RDBMS are based on Relational Algebra as well as Codd's Model. Do we have something similar to that for Programming languages or OOP?



Heavens, yes. And because there are so many programming languages, there are multiple models to choose from. Most important first:
I'm not as well educated as I should be about abstract models used for OOP. The models I'm most familiar with are very closely connected to implementation strategies. If I wanted to investigate this area further I would start with William Cook's denotational semantics for Smalltalk. (Smalltalk as a language is very simple, almost as simple as the lambda calculus, so it makes a good case study for modeling more complicated objectoriented languages.) Wei Hu reminds me that Martin Abadi and Luca Cardelli have put together an ambitious body of work on foundational calculi (analogous to the lambda calculus) for objectoriented languages. I don't understand the work well enough to summarize it, but here is a passage from the Prologue of their book, which I feel is worth quoting:
I hope this quotation gives you an idea of the flavor of the work. 


Lisp is based on Lambda Calculus, and is the inspiration for much of what we see in modern languages today. VonNeumann machines are the foundation of modern computers, which were first programmed in assembler language, then in FORmula TRANslator. Then the formal linguistic theory of contextfreegrammars was applied, and underlies the syntax of all modern languages. Computability theory (formal automata) has a hierachy of machinetypes that parallels the hierarchy of formal grammars, for example, regulargrammar = finitestatemachine, contextfreegrammar = pushdownautomaton, contextsensitivegrammar = turingmachine. There also is information theory, of two types, Shannon and Kolmogorov, that can be applied to computing. There are lesserknown models of computing, such as recursivefunctiontheory, registermachines, and Postmachines. And don't forget predicatelogic in its various forms. Added: I forgot to mention discrete math  group theory and lattice theory. Lattices in particular are (IMHO) a particularly nifty concept underlying all boolean logic, and some models of computation, such as denotational semantics. 


Functional languages like lisp inherit their basic concepts from Church's "lambda calculs" (wikipedia article here). Regards 


One concept may be Turing Machine. 


If you study programming languages (eg: at a University), there is quite a lot of theory, and not a little math involved. Examples are:



The history section of Wikipedia's Objectoriented programming could be enlightening. 


Programming languages is product of application of following theories:



The closest analogy I can think of is Gurevich Evolving Algebras that, nowadays, are more known under the name of "Gurevich Abstract State Machines" (GASM). I've long hoped to see more real applications of the theory when Gurevich joined Microsoft, but it seems that very few is coming out. You can check the ASML page on the Microsoft site. The good point about GASM is that they closely resemble pseudocode even if their semantic is formally specified. This means that practitioners can easily grasp them. After all, I think that part of the success of Relational Algebra is that it is the formal foundation of concepts that can be easily grasped, namely tables, foreign keys, joins, etc. I think we need something similar for the dynamic components of a software system. 

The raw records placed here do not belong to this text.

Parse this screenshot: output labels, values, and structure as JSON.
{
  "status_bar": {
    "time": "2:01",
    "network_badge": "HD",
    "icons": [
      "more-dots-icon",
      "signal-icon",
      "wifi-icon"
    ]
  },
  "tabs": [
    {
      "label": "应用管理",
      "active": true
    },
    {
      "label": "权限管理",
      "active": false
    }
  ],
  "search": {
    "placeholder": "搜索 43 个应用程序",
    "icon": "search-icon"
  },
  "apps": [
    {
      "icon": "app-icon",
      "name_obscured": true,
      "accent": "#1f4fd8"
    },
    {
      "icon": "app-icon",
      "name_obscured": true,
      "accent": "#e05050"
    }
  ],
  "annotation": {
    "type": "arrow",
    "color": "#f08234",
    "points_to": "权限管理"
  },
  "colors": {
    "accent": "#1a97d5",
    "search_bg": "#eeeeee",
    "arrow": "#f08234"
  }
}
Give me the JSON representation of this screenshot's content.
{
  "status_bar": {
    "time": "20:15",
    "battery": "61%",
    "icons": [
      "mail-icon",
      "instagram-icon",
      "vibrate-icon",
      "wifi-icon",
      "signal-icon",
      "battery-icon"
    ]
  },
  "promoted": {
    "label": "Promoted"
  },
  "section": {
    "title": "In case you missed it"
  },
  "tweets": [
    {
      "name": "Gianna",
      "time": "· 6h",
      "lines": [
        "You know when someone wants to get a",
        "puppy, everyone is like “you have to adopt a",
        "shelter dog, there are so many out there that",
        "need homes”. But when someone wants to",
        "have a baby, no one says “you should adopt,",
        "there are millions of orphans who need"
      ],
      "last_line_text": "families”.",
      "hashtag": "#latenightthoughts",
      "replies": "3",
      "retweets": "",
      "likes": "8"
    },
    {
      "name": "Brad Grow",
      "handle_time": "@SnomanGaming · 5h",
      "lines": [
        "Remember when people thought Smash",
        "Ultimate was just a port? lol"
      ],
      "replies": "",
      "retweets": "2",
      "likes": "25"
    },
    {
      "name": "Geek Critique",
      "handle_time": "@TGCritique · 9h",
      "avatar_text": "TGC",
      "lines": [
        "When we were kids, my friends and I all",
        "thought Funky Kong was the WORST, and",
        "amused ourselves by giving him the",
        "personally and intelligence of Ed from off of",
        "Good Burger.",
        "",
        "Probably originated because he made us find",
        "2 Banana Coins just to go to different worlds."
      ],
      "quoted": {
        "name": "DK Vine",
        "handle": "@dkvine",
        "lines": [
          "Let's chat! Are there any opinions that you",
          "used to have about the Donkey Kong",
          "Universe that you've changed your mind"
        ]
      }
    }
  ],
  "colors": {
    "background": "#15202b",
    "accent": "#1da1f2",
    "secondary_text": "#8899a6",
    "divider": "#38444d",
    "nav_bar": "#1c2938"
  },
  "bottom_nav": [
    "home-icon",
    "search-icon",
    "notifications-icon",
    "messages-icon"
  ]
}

As I know, Formal grammars is used for description of syntax. 


There are many dimensions to address your question, scattering in the answers. First of all, to describe the syntax of a language and specify how a parser would work, we use contextfree grammars. Then you need to assign meanings to the syntax. Formal semantics come in handy; the main players are operational semantics, denotational semantics, and axiomatic semantics. To rule out bad programs you have the type system. In the end, all computer programs can reduce to (or compile to, if you will) very simple computation models. Imperative programs are more easily mapped to Turing machines, and functional programs are mapped to lambda calculus. If you're learning all this stuff by yourself, I highly recommend http://www.unikoblenz.de/~laemmel/paradigms0910/, because the lectures are videotaped and put online. 


Plenty has been mentioned of the application of math to computational theory and semantics. I like the mention of type theory and I'm glad someone mentioned lattice theory. Here are just a few more. No one has explicitly mentioned category theory, which shows up more in functional languages than elsewhere, such as through the concepts of monads and functors. Then there's model theory and the various incarnations of logic that actually show up in theorem provers or the logic language Prolog. There are also mathematical applications to foundations of and problems in concurrent languages.